Marks & Spencer and Channel 5 have both escaped censure by the Advertising Standards Authority despite complaints that both companies were running offensive poster campaigns, featuring scantily clad and nude women.
The first poster, for a Channel 5 TV programme, featured a picture of a naked woman covered by two magazines. Text next to the picture stated “The Cover Girl. Uncovered…starts November…Tamara Ecclestone: Billion$ Girl…new series… Channel 5.”
Complainants claimed the ad was offensive and inappropriate for public display, where it could be seen by children. But the ASA ruled there was no explicit nudity in the image and that it did not draw undue attention to body parts in a sexual way.
It considered that the nature of the TV programme being advertised meant that viewers of the ad were less likely to regard the ad as gratuitous and objectifying women, and gave it the green light.
The second poster, a moving digital ad for M&S lingerie, featured black and white images of two women looking out directly at the viewer and who were posing and smiling as if in front of a mirror.
The ad contained an image of the women in their underwear in a bedroom, as if getting ready for a night out and where one of the women was also wearing an open shirt. This image alternated with another image of the same women fully dressed, as if on a night out
It too sparked complaints that it was offensive and unsuitable to be seen by children.
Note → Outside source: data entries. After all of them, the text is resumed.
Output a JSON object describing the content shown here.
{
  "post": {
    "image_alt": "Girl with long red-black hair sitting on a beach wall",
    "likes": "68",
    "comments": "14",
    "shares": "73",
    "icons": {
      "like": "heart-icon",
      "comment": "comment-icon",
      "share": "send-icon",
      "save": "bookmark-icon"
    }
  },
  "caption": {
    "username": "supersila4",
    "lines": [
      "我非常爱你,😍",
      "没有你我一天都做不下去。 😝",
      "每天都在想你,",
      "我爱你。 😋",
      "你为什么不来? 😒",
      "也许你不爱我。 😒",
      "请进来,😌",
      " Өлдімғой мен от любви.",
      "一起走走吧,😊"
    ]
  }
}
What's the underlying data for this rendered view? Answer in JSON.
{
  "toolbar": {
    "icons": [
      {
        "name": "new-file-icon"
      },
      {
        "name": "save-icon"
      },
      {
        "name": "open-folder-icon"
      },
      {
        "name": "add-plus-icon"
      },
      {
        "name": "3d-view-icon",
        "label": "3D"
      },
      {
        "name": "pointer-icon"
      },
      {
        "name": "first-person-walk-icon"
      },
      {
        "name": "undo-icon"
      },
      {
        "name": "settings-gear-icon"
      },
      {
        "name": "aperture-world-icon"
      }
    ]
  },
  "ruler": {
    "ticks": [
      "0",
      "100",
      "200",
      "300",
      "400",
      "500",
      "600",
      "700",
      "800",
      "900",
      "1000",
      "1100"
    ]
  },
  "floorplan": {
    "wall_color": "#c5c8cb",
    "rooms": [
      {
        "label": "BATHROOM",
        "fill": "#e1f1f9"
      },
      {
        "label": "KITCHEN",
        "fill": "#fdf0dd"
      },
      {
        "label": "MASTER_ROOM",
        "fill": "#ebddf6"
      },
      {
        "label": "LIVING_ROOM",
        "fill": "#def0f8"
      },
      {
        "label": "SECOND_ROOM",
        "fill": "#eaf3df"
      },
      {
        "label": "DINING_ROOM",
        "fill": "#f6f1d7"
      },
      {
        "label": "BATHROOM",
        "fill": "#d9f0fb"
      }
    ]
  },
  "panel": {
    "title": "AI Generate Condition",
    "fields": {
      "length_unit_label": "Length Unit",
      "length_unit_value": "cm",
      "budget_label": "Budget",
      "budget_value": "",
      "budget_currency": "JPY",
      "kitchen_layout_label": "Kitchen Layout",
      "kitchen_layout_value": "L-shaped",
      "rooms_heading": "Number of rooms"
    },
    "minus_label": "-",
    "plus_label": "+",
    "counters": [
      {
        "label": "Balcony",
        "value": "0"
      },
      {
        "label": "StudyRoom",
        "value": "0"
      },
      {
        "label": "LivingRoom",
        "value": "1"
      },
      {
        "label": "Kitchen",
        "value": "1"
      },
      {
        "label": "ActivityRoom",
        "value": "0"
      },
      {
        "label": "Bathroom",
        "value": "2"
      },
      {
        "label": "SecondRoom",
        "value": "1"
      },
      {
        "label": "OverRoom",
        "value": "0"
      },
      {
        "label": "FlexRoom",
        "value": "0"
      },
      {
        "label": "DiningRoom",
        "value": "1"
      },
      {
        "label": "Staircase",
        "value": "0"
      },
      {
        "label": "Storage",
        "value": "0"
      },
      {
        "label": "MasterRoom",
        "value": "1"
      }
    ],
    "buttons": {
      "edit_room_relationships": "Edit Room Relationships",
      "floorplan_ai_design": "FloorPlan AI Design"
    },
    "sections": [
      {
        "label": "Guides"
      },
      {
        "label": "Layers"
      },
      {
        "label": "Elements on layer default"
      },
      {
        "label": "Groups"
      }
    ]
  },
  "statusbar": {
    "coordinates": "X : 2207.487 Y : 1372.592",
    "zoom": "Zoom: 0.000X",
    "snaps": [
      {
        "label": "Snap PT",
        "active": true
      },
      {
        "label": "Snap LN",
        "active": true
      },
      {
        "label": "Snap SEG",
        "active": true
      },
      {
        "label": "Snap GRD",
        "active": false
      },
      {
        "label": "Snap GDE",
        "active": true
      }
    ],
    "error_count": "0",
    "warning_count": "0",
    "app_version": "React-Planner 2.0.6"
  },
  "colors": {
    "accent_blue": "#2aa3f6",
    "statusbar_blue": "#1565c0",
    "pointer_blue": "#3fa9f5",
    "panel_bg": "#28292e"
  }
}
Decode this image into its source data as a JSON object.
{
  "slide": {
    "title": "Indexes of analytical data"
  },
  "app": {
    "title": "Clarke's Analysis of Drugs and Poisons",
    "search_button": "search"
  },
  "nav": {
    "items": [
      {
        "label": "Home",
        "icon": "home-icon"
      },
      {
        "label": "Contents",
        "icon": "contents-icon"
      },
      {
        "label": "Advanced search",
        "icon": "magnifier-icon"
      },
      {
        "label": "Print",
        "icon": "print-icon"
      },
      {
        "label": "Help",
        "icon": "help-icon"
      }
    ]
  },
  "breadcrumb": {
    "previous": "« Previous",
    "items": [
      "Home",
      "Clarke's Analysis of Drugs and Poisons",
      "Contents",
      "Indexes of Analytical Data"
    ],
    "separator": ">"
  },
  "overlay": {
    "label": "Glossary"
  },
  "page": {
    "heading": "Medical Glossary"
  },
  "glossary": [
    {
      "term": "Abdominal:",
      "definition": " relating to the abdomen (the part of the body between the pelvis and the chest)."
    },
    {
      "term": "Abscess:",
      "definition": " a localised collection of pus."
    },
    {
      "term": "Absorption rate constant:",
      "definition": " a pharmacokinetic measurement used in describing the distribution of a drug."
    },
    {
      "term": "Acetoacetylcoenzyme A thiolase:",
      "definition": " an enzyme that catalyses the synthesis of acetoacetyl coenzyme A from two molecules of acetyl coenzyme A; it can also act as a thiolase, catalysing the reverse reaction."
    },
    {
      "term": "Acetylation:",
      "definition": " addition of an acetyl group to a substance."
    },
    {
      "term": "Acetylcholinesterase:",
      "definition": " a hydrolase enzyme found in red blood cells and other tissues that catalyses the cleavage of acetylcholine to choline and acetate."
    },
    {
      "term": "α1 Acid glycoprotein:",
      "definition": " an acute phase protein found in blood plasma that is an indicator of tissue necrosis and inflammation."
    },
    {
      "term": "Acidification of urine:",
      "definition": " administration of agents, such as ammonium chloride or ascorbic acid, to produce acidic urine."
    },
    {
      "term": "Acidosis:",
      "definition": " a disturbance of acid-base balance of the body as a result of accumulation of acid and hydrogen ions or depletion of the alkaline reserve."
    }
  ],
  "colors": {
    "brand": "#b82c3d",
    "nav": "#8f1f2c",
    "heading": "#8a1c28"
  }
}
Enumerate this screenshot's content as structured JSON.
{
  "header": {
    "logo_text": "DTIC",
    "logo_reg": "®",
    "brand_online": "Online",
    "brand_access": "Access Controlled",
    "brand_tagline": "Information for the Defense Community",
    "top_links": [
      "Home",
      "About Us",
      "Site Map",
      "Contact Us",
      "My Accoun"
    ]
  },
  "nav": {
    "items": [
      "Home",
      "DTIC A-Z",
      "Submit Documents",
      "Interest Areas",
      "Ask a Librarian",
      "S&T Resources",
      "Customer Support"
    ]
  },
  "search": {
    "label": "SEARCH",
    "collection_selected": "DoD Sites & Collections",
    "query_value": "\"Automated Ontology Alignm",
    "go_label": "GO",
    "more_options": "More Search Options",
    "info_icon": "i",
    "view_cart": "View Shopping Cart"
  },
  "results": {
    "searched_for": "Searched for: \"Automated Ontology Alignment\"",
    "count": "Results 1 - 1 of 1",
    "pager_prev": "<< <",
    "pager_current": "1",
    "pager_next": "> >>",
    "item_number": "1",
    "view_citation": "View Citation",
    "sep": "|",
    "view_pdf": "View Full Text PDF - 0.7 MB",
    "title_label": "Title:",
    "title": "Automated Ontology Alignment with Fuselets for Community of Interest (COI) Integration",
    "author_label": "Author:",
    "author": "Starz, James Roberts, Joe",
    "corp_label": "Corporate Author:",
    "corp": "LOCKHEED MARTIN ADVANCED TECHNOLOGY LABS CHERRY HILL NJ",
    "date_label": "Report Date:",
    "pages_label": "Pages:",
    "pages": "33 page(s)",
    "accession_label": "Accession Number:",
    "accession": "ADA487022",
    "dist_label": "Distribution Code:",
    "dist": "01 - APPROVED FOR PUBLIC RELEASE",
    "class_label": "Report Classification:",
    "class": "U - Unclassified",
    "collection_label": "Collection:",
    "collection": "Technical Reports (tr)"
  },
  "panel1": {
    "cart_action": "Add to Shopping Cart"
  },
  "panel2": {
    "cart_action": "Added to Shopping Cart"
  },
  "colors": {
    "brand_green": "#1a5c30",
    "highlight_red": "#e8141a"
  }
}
But the ASA threw out the complaints, ruling that as the images of the women posing in their underwear were juxtaposed with further images in which they were fully clothed, the ads were not unduly sexual in nature.
The watchdog concluded that the ad was not likely to cause serious or widespread offence.
M&S seems to have learned its lesson – last year a bus-side ad for its lingerie, which pictured a woman on a bed with her legs apart, back arched, one arm above her head and the other touching her thigh, was banned after a raft of consumer complaints.
M&S ad ‘too explicit’ for buses